Clinical profiles and outcomes of acute aortic dissection in a predominantly Hispanic population
BackgroundAcute aortic dissection (AAD) is a life-threatening cardiovascular condition with high morbidity and mortality.We sought to assess clinical profiles as well as outcomes of AAD in a predominantly Hispanic population and to explore the relationship between this condition and uncontrolled/untreated hypertension in this community.Material/MethodsThis was a single-center, retrospective, cross-sectional study of patients admitted with AAD over a 10 years period.ResultsFifty-nine cases of AAD were included in the analysis. The group of Hispanics with AAD had more females (48.3%, p=0.002), more dyslipidemia and coronary artery disease (p=0.006 and 0.05, respectively), and a tendency to be older and have more hypertension and diabetes compared to non-Hispanics. Although 70.2% of all patients had hypertension, only 52.5% of them were being treated; of those, only 66.7% achieved optimal blood pressure control prior to presentation. Only 47.4% received beta-blockers for blood pressure control in the acute setting. Longer length of in-hospital stay was associated with older age, higher troponin and creatine kinase levels, and presence of hypertension. In-hospital death occurred in 10 (17%) patients and mortality was significantly associated with higher serum creatinine (p=0.01).ConclusionsHispanic patients with AAD were more likely to be female, of older age, and have more cardiovascular risk factors in comparison to non-Hispanics.

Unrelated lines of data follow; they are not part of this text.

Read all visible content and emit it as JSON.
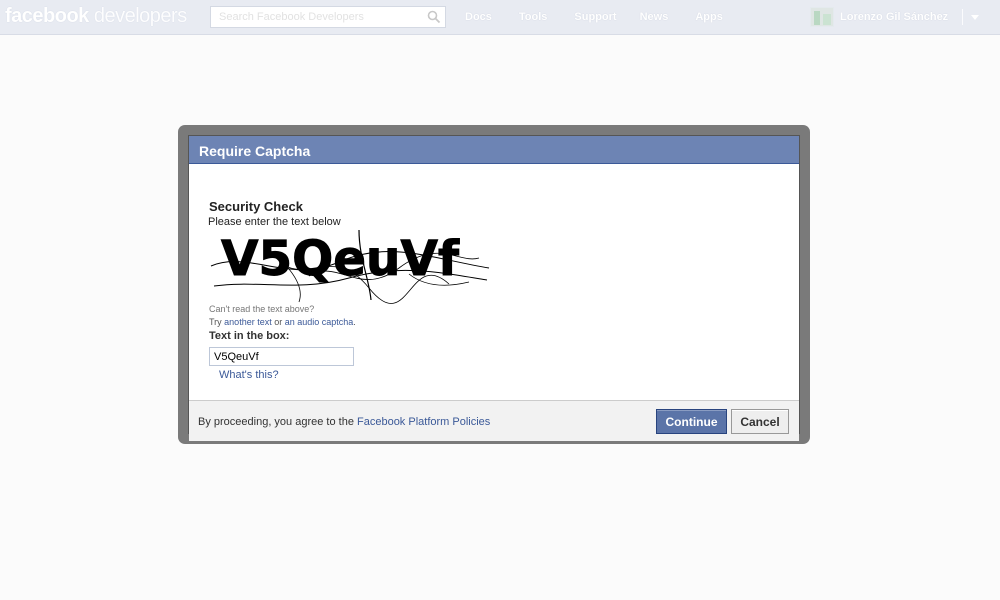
{
  "topbar": {
    "logo_bold": "facebook",
    "logo_light": " developers",
    "search_placeholder": "Search Facebook Developers",
    "nav": [
      "Docs",
      "Tools",
      "Support",
      "News",
      "Apps"
    ],
    "user_name": "Lorenzo Gil Sánchez"
  },
  "dialog": {
    "title": "Require Captcha",
    "security_title": "Security Check",
    "security_sub": "Please enter the text below",
    "captcha_text": "V5QeuVf",
    "cant_read": "Can't read the text above?",
    "try_prefix": "Try ",
    "try_link1": "another text",
    "try_mid": " or ",
    "try_link2": "an audio captcha",
    "try_suffix": ".",
    "box_label": "Text in the box:",
    "answer_value": "V5QeuVf",
    "whats_this": "What's this?",
    "footer_prefix": "By proceeding, you agree to the ",
    "footer_link": "Facebook Platform Policies",
    "continue_label": "Continue",
    "cancel_label": "Cancel"
  },
  "colors": {
    "topbar_bg": "#e8ebf2",
    "header_bg": "#6d84b4",
    "link": "#3b5998",
    "continue_bg": "#5b74a8"
  }
}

In addition, significant under-treatment of hypertension in this population and underutilization of beta-blockers for blood pressure control in the acute settings was evident. Better prevention and timely treatment may improve outcomes for this condition in this population.